High school students have many concerns on their mind—grades, their car, their crush, and the cafeteria’s mystery meat sandwich, just to name a few. But of the numerous concerns that consume your child’s thoughts in high school, money is probably not one of them. However, we know the advantage a basic understanding of money can give your child as they enter their senior year and are looking toward college.
So, it is up to us, the parents, to discuss the money challenges they will face. You may already have some financial knowledge you want to share with your child. Maybe you learned a few money lessons the hard way, and you want to make sure they do not repeat your mistakes. But if you are struggling to determine what you should discuss, let me help you get started.
Here are seven parent-child money conversations that must happen before senior year:
- The most expensive college is not always the best college. There are many good colleges out there. Some are really expensive and some are not. What really matters is not how much you pay but how much you apply yourself. Be willing to explore less expensive options.
- School loans are easy to get but difficult to get rid of. Since most teenagers have never taken out a loan, they cannot understand the burden of having to pay one off. Show them the numbers. Maybe talk to them about your loan experience. Make sure they understand the full ramifications of signing that piece of paper.
- Speaking of debt, let’s talk credit cards. Credit card companies love college students. Because of this, your child will find ample opportunity to apply for credit cards at college. Like loans, make sure they understand how these cards work and the consequences of maintaining a credit card balance. High interest rates and minimum payments are a nasty combination.

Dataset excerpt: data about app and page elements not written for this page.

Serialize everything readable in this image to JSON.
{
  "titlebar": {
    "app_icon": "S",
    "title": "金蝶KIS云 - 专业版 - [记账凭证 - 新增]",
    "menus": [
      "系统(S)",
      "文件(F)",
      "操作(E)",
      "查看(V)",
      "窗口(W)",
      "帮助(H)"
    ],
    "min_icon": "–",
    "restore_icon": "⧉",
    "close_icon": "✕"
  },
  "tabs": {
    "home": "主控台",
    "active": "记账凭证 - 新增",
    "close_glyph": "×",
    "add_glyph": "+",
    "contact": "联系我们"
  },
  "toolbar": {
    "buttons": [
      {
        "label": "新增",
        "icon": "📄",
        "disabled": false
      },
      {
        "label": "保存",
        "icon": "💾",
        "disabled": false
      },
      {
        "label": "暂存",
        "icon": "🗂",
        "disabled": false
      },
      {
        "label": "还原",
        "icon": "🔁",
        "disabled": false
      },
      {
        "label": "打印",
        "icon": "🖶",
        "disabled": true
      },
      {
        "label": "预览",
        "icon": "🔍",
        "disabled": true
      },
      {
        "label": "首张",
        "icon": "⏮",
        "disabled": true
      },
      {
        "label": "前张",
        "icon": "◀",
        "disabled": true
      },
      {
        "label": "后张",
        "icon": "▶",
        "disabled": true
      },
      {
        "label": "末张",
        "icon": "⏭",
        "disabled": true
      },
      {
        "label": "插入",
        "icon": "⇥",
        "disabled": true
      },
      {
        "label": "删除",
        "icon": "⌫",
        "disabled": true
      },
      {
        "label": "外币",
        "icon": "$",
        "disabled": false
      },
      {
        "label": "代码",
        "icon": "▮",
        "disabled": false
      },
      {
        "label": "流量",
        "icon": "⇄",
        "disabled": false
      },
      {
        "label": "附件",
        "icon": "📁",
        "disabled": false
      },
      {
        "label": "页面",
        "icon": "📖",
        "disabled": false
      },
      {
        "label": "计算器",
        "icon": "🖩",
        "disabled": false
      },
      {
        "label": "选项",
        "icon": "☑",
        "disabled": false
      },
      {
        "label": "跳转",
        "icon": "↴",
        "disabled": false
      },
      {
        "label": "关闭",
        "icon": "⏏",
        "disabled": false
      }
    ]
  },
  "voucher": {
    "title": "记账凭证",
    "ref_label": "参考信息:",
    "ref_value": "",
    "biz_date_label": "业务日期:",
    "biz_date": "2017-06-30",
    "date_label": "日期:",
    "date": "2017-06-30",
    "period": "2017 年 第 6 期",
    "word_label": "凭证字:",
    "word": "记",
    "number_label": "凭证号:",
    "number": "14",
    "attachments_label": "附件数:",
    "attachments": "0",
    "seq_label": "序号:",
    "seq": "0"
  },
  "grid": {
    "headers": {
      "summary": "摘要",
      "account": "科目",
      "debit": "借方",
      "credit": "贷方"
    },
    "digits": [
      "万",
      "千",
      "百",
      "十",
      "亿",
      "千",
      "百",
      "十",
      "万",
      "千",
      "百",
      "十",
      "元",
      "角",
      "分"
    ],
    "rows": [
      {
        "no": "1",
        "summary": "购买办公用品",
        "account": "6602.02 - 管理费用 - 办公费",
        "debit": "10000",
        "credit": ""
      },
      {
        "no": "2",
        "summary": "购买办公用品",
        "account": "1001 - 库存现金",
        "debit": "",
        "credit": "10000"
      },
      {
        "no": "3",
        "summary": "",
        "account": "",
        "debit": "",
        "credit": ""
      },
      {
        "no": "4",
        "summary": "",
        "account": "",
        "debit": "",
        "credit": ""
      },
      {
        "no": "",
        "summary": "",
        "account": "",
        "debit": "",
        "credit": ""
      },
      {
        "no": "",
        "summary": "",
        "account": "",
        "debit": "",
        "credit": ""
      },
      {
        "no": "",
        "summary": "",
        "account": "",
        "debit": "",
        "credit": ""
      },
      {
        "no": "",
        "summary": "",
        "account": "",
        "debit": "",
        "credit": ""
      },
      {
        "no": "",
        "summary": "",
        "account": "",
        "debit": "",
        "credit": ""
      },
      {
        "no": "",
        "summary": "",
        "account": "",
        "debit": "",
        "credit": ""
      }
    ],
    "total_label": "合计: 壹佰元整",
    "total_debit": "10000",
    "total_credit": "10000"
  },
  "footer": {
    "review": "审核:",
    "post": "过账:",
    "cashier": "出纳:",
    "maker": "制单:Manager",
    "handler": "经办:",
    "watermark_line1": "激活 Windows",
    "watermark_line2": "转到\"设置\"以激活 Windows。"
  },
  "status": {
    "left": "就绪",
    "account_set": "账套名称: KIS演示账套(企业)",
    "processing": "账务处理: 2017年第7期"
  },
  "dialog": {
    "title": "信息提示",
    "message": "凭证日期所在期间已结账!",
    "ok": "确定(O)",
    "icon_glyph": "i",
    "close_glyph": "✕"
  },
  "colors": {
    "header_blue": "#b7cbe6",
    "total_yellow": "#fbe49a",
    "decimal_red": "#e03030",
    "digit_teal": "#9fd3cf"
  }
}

- Budgeting, the necessary evil. There are few that get thrilled about budgeting. And it is likely your child is not one of them. However, they need to understand the importance of aligning their expenses with their income. Walk through a few hypothetical college student budgets with them. Operating on a budget will help them avoid using credit cards or calling back home (you) for more money.
- Now is the perfect time to starting thinking about what happens when they turn 65. Certainly, retirement seems like a long way off for your child. However, you know two very important things—(1.) Life moves quickly, and (2.) the power of compounding. If they are working, have your child set up a Roth IRA, show them this post, and get them contributing now.
- Friends don’t ask friends to co-sign. Co-signing for loans or credit cards may seems like the nice thing to do for their friend who is not able to get one on his or her own. But it is incredibly dangerous. There may be a reason why their friend is not able to get a loan or a credit card. Your child needs to know that if their friend decides not to pay, they are now responsible. If they don’t pay, their credit plummets. And terrible credit may affect their ability to get a job, among several other things. So stay away.
- Be generous. God has designed us to be conduits through which his generosity flows. Being a college student does not provide an excuse for abandoning God’s design for their life. And as Mark 12:41-44 shows us, those who give away numerically little may actually be those who are the most generous. In God’s economy, amount sacrificed always supersedes amount given. Encourage them to make giving a priority during their college years.